But Wales may not have to wait for new technology to become an energy producer again. The country looks set to be one of the main centres in the UK for the rapidly expanding shale gas business.

One of the most significant events of 2013 for the energy sector in the UK will be the publication of the next report on shale gas prospects across the country from the British Geological Survey. Well timed leaks of part of the report, which appeared just before the chancellor’s statement in December, have already suggested a significant increase in the resource base available near Blackpool. Read more

What does 2013 hold for the UK’s Climate Change Committee? This worthy body was established in 2009 and is responsible for advising the government on emissions targets and reporting to parliament on the progress being made on reducing greenhouse gas emissions.
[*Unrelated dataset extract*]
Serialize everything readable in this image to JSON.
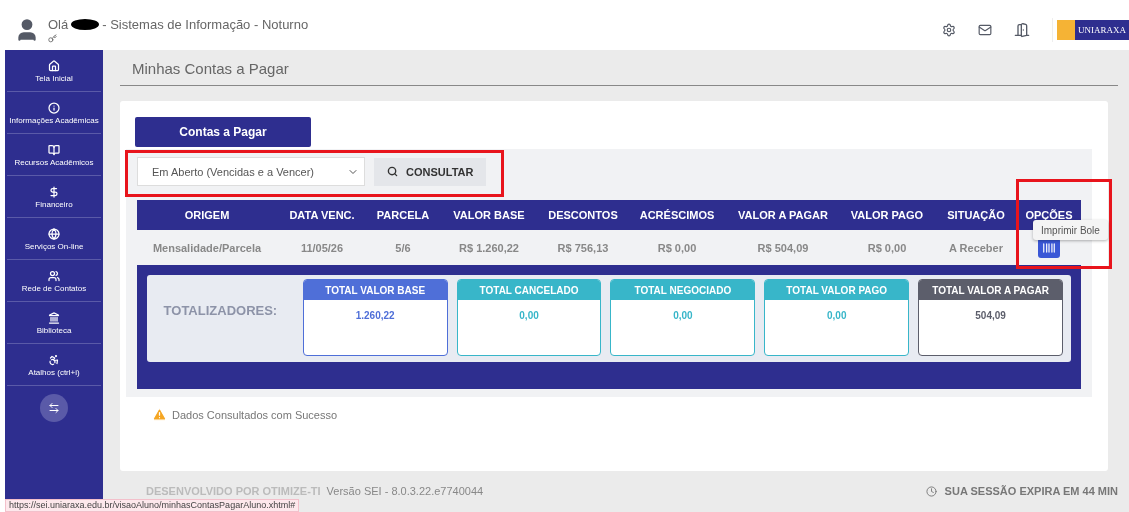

The remit sounds reasonable but the reality is that the committee has been written off in Whitehall. The committee’s advice is blatantly ignored and its chief executive, despite his obvious knowledge and capability, has been dismissed by no less than the prime minister as too inexperienced and unqualified to be appointed as permanent secretary of the energy department. For a serious public servant that is pretty damning. Read more

First Minister Alex Salmond, left, favours growth of wind power. Getty Images

The Treasury does not agree with the level of subsidies being offered but has been forced partially to back down because of the political imperative of keeping the coalition together. The secretary of state Ed Davey, a Liberal Democrat, believes in setting medium-term targets on emissions but has been forced to back down and to accept a time-limited policy, which will be reviewed again after the next election. The result is that no one believes the policy being published this week is the right answer, or that it will endure beyond 2015. Read more

Is David Cameron playing politics with energy bill? Image by Getty

When in doubt, kick the can down the road. That is what has happened with the UK energy bill after weeks of bitter negotiations between the Treasury and the department now known across Whitehall as DoSAC – after the disfunctional organisation in the television comedy series The Thick of It.

A couple of weeks ago, I said the bill would seriously disappoint some participants in the debate. The conclusion as announced – and we will only see the detail next week – seems likely to disappoint everyone.

The core decision is that long-term policy is postponed until 2016, after the next election. But the energy business does not work to election timetables or four-year horizons. Most investments are designed for decades, and in some cases, such as nuclear and power generation, the payback for investors won’t come until 10, 15 or even 20 years into the project. The investors, it is always worth remembering, are not men in black hats but ordinary people trying to decide what to do with our collective savings – in particular our pension funds. Read more